Defoamers are additives that reduce the amount of foam created by industrial solutions. Excess foam can cause numerous issues during the production of these solutions, such as preventing containers from being filled all the way or damaging equipment. Thus, defoamers prove to be very useful throughout the manufacturing process. Certain detergents also contain defoamers, because an excess of foam may make them less effective at cleaning.
History of Defoamers
Before jumping into the different types of defoamers, let us briefly discuss their history. Some of the earliest defoamers include kerosene, fuel oil, vegetable oil, and even milk and cream. In the 1950s, people began testing out silicone-based defoamers. These were effective but created surface disturbances in some cases, such as in the production of paint.
During the 1970s, hydrophobic waxes in oil began to be utilized as defoamers. They worked extremely well, but unfortunately; oil started to become too costly due to the oil crisis of 1973. This led to an increase in the popularity of water-based defoamers.
Today, silicone-based defoamers are still used. The next section of this blog post will discuss these, as well as several other common types of defoamers.
Types of Defoamers
Silicone-based defoamers consist of silicone oil, either polydimethylsiloxane or modified siloxane, as well as hydrophobic silica in a water-based or oil-based solution. Due to silicone oil’s low surface tension, silicone-based defoamers can easily spread and break open foam bubbles. This type of defoamer is often used in the crude oil and oil refining industries.
Oil-based defoamers contain an oil carrier, such as mineral oil or vegetable oil, and a wax or hydrophobic silica to increase efficacy. They may also include surfactants, which help to enhance emulsification and the defoamer’s ability to spread.
In water-based defoamers, oils, such as mineral or vegetable oil, and waxes, such as esters or fatty alcohols, are mixed with a water base. This type of defoamer is an effective deaerator.
Powder-based defoamers are similar to oil-based defoamers, except that they contain a carrier such as silica. They are used in plaster, cement, and powdered detergent.
- Alkyl Polyacrylates

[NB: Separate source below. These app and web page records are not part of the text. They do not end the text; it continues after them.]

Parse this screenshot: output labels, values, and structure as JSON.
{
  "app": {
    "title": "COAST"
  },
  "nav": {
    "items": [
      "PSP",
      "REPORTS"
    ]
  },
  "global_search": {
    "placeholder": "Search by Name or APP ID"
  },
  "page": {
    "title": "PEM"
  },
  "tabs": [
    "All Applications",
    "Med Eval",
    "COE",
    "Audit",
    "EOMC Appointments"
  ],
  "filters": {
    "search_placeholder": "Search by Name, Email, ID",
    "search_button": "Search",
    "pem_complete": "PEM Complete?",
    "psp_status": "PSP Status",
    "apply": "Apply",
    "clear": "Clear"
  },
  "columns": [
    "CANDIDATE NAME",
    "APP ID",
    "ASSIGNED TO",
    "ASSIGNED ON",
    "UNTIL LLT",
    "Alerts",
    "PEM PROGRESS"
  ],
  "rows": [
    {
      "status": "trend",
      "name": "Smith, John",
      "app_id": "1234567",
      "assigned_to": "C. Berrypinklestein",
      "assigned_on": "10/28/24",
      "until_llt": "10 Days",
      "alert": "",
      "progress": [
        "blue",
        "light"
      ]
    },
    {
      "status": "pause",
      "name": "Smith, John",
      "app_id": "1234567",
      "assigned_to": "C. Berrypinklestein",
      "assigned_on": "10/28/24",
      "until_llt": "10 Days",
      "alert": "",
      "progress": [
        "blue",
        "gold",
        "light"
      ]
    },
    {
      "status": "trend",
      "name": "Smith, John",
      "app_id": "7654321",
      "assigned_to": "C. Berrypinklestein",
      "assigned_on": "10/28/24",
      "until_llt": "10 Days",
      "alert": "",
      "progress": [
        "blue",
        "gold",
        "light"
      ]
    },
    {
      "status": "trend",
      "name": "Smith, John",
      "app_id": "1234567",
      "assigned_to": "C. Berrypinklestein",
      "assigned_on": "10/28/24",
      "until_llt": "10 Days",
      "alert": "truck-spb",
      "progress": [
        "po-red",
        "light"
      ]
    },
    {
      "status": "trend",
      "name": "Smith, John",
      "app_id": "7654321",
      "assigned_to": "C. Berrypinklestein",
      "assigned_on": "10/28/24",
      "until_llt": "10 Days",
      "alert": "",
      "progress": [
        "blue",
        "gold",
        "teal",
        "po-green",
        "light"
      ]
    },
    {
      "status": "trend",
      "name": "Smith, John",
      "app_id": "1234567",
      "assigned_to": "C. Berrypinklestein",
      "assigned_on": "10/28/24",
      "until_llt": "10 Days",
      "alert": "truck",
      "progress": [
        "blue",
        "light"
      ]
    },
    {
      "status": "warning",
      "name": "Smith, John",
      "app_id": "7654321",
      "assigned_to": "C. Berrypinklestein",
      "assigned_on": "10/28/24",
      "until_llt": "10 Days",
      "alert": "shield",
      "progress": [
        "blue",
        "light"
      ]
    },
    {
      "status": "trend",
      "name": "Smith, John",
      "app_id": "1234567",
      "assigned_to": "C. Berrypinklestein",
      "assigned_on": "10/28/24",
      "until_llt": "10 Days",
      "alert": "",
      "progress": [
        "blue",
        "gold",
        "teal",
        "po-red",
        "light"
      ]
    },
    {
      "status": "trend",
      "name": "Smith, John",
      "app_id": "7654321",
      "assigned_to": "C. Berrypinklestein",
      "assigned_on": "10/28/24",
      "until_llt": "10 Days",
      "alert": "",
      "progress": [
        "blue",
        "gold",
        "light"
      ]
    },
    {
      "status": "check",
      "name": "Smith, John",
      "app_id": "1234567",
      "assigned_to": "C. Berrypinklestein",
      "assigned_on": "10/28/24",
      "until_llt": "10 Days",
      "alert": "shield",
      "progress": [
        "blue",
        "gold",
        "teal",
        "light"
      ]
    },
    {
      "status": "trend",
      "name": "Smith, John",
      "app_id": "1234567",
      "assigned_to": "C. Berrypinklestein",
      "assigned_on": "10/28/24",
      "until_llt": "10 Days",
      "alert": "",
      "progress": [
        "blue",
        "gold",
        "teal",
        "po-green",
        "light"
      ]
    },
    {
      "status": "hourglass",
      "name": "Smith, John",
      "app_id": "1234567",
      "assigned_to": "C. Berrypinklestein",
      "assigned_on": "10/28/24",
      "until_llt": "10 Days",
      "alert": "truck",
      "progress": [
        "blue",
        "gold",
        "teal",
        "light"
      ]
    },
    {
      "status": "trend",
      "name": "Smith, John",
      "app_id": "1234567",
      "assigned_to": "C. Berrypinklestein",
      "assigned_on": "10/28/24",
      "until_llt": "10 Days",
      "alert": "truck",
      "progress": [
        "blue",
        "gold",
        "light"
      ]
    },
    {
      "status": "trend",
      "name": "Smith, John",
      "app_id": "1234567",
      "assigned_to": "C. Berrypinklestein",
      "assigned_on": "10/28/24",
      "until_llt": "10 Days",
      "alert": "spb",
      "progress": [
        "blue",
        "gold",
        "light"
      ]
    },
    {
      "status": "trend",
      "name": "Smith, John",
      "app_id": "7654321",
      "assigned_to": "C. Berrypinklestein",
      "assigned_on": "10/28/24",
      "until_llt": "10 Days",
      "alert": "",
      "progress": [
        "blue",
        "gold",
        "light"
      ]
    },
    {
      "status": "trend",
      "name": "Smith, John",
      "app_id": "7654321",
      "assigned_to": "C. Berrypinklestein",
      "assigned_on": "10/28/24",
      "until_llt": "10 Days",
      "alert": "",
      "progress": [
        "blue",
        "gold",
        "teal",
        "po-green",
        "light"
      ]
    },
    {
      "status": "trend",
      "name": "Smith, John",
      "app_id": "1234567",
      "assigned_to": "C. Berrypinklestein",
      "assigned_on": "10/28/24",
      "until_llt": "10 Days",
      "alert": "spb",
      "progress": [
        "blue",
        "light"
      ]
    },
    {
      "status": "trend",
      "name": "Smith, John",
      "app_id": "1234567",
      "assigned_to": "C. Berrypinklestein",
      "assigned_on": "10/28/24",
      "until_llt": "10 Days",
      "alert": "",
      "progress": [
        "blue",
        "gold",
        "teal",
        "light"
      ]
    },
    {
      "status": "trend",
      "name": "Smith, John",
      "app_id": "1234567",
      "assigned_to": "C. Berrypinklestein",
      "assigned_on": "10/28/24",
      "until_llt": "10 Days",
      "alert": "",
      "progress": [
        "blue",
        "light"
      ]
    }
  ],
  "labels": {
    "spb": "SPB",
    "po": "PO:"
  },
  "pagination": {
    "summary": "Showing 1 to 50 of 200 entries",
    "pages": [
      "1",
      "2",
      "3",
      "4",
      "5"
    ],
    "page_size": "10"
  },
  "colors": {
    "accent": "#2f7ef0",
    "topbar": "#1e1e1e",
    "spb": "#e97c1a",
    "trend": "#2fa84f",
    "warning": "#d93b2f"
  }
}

Alkyl polyacrylates are defoamers that may be employed in non-aqueous conditions when the disruption of surface foam is not a priority, but air release is. This kind of defoamer usually contains a solvent carrier- for example, petroleum distillate.
Looking for a Defoamer?
After reading this blog post, you may be wondering where you can purchase defoamers. You’ve come to the right place! Tidal Washers offers an industrial-strength liquid defoamer that is perfect for decreasing the amount of foam produced by cleaning solutions. If you would like to learn more, please contact us by emailing email@example.com, or by calling 800-563-1305.